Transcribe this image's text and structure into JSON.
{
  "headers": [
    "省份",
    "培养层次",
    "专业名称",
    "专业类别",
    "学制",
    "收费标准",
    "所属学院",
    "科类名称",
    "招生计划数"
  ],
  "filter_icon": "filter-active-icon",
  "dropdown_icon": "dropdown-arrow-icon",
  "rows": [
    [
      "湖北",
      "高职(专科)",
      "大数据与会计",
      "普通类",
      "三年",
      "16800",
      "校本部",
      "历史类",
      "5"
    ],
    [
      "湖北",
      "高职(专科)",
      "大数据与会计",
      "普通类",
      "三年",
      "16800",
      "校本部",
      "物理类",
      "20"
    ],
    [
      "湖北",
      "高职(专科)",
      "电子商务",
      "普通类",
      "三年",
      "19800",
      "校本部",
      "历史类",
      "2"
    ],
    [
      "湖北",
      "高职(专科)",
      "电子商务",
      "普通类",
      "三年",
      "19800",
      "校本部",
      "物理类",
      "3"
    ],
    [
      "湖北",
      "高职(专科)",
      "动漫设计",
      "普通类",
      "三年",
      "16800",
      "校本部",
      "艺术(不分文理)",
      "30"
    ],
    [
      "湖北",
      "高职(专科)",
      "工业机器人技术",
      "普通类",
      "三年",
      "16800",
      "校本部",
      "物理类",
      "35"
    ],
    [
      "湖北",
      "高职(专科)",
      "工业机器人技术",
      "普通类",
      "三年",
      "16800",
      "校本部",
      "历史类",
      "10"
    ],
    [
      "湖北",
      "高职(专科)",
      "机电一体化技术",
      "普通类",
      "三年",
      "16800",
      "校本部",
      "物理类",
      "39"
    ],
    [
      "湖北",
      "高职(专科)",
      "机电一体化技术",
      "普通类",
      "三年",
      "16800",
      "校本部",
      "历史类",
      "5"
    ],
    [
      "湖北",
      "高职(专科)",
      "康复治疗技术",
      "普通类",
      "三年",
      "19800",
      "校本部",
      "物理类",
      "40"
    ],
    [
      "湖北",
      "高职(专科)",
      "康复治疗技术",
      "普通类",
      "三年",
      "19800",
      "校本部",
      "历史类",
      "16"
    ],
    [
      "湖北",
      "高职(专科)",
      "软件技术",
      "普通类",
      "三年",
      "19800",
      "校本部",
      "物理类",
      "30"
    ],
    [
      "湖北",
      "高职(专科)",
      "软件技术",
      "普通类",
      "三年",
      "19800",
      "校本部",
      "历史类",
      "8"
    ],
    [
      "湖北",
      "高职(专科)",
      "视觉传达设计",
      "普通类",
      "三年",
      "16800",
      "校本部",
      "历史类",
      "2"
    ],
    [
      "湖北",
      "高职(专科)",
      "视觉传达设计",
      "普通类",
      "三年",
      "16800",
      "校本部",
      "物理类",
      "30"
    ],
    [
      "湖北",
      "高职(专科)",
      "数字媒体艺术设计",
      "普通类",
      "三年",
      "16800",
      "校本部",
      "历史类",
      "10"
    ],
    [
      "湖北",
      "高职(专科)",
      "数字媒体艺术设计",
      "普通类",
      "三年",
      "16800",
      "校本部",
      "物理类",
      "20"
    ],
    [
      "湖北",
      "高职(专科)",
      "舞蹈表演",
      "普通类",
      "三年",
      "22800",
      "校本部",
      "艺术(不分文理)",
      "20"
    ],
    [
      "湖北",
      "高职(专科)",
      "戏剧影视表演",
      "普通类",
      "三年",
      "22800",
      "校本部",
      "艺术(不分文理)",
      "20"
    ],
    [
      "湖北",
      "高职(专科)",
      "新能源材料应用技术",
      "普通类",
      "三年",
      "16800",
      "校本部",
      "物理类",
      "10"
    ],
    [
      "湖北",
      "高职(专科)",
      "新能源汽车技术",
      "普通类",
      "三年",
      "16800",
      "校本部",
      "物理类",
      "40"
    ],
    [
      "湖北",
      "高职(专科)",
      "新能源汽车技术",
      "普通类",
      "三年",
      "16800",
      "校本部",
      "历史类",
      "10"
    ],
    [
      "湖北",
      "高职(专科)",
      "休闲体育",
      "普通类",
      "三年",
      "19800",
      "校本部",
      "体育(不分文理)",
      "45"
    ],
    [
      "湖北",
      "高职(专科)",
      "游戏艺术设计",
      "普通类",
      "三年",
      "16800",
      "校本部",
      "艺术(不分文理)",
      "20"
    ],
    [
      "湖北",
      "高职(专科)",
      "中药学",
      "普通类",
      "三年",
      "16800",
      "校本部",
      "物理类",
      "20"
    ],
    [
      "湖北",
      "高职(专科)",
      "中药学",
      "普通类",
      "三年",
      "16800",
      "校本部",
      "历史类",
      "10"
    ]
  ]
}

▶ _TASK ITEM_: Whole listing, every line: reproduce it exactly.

▶ _SOLUTION TO THE PROBLEM_:
Transcribe this image's text and structure into JSON.
{
  "headers": [
    "省份",
    "培养层次",
    "专业名称",
    "专业类别",
    "学制",
    "收费标准",
    "所属学院",
    "科类名称",
    "招生计划数"
  ],
  "filter_icon": "filter-active-icon",
  "dropdown_icon": "dropdown-arrow-icon",
  "rows": [
    [
      "湖北",
      "高职(专科)",
      "大数据与会计",
      "普通类",
      "三年",
      "16800",
      "校本部",
      "历史类",
      "5"
    ],
    [
      "湖北",
      "高职(专科)",
      "大数据与会计",
      "普通类",
      "三年",
      "16800",
      "校本部",
      "物理类",
      "20"
    ],
    [
      "湖北",
      "高职(专科)",
      "电子商务",
      "普通类",
      "三年",
      "19800",
      "校本部",
      "历史类",
      "2"
    ],
    [
      "湖北",
      "高职(专科)",
      "电子商务",
      "普通类",
      "三年",
      "19800",
      "校本部",
      "物理类",
      "3"
    ],
    [
      "湖北",
      "高职(专科)",
      "动漫设计",
      "普通类",
      "三年",
      "16800",
      "校本部",
      "艺术(不分文理)",
      "30"
    ],
    [
      "湖北",
      "高职(专科)",
      "工业机器人技术",
      "普通类",
      "三年",
      "16800",
      "校本部",
      "物理类",
      "35"
    ],
    [
      "湖北",
      "高职(专科)",
      "工业机器人技术",
      "普通类",
      "三年",
      "16800",
      "校本部",
      "历史类",
      "10"
    ],
    [
      "湖北",
      "高职(专科)",
      "机电一体化技术",
      "普通类",
      "三年",
      "16800",
      "校本部",
      "物理类",
      "39"
    ],
    [
      "湖北",
      "高职(专科)",
      "机电一体化技术",
      "普通类",
      "三年",
      "16800",
      "校本部",
      "历史类",
      "5"
    ],
    [
      "湖北",
      "高职(专科)",
      "康复治疗技术",
      "普通类",
      "三年",
      "19800",
      "校本部",
      "物理类",
      "40"
    ],
    [
      "湖北",
      "高职(专科)",
      "康复治疗技术",
      "普通类",
      "三年",
      "19800",
      "校本部",
      "历史类",
      "16"
    ],
    [
      "湖北",
      "高职(专科)",
      "软件技术",
      "普通类",
      "三年",
      "19800",
      "校本部",
      "物理类",
      "30"
    ],
    [
      "湖北",
      "高职(专科)",
      "软件技术",
      "普通类",
      "三年",
      "19800",
      "校本部",
      "历史类",
      "8"
    ],
    [
      "湖北",
      "高职(专科)",
      "视觉传达设计",
      "普通类",
      "三年",
      "16800",
      "校本部",
      "历史类",
      "2"
    ],
    [
      "湖北",
      "高职(专科)",
      "视觉传达设计",
      "普通类",
      "三年",
      "16800",
      "校本部",
      "物理类",
      "30"
    ],
    [
      "湖北",
      "高职(专科)",
      "数字媒体艺术设计",
      "普通类",
      "三年",
      "16800",
      "校本部",
      "历史类",
      "10"
    ],
    [
      "湖北",
      "高职(专科)",
      "数字媒体艺术设计",
      "普通类",
      "三年",
      "16800",
      "校本部",
      "物理类",
      "20"
    ],
    [
      "湖北",
      "高职(专科)",
      "舞蹈表演",
      "普通类",
      "三年",
      "22800",
      "校本部",
      "艺术(不分文理)",
      "20"
    ],
    [
      "湖北",
      "高职(专科)",
      "戏剧影视表演",
      "普通类",
      "三年",
      "22800",
      "校本部",
      "艺术(不分文理)",
      "20"
    ],
    [
      "湖北",
      "高职(专科)",
      "新能源材料应用技术",
      "普通类",
      "三年",
      "16800",
      "校本部",
      "物理类",
      "10"
    ],
    [
      "湖北",
      "高职(专科)",
      "新能源汽车技术",
      "普通类",
      "三年",
      "16800",
      "校本部",
      "物理类",
      "40"
    ],
    [
      "湖北",
      "高职(专科)",
      "新能源汽车技术",
      "普通类",
      "三年",
      "16800",
      "校本部",
      "历史类",
      "10"
    ],
    [
      "湖北",
      "高职(专科)",
      "休闲体育",
      "普通类",
      "三年",
      "19800",
      "校本部",
      "体育(不分文理)",
      "45"
    ],
    [
      "湖北",
      "高职(专科)",
      "游戏艺术设计",
      "普通类",
      "三年",
      "16800",
      "校本部",
      "艺术(不分文理)",
      "20"
    ],
    [
      "湖北",
      "高职(专科)",
      "中药学",
      "普通类",
      "三年",
      "16800",
      "校本部",
      "物理类",
      "20"
    ],
    [
      "湖北",
      "高职(专科)",
      "中药学",
      "普通类",
      "三年",
      "16800",
      "校本部",
      "历史类",
      "10"
    ]
  ]
}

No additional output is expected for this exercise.